• _Problem requirements_: Gather up every line from the entries below that uses the word "November".

• _Provided records_:
=== Section Start ===

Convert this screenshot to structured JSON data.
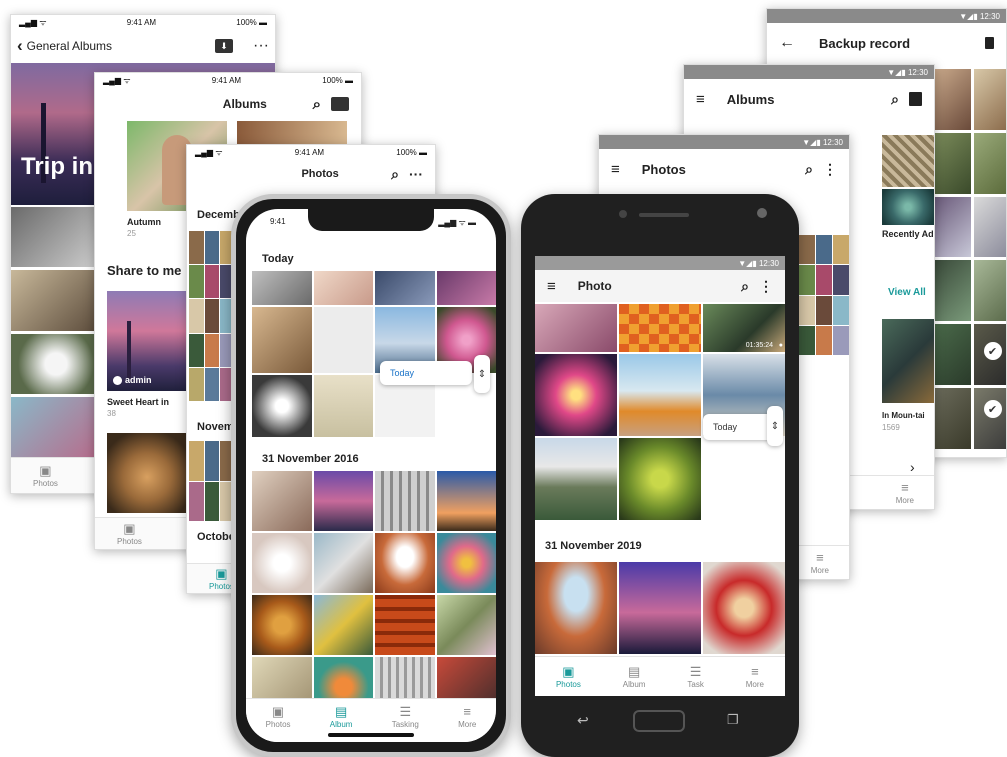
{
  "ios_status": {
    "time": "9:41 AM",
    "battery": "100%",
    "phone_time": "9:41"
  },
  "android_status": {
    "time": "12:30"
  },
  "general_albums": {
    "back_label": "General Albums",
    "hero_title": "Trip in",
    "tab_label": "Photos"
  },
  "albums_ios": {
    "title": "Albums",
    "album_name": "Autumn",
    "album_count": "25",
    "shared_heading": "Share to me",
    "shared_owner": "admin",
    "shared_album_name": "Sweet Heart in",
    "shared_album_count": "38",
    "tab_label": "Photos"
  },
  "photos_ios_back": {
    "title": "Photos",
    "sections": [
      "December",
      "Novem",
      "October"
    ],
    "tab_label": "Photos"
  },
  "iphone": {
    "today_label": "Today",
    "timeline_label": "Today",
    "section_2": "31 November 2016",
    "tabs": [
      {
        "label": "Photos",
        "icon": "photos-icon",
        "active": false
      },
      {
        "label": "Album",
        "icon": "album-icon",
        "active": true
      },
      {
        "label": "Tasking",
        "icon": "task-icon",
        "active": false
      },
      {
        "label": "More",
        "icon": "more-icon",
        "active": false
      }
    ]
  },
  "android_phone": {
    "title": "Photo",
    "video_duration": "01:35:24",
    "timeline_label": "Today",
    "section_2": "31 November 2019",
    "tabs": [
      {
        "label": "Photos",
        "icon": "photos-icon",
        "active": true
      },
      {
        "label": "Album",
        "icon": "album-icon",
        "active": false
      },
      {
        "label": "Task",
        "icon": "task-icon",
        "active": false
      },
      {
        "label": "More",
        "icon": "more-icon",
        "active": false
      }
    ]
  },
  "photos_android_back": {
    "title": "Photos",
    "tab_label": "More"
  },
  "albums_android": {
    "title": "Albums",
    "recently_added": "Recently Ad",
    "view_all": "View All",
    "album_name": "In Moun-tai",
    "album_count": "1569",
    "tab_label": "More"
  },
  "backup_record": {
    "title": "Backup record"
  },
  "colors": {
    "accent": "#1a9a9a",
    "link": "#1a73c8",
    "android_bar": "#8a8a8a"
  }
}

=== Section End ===

• _Answer area_:
    "section_2": "31 November 2016",
    "section_2": "31 November 2019",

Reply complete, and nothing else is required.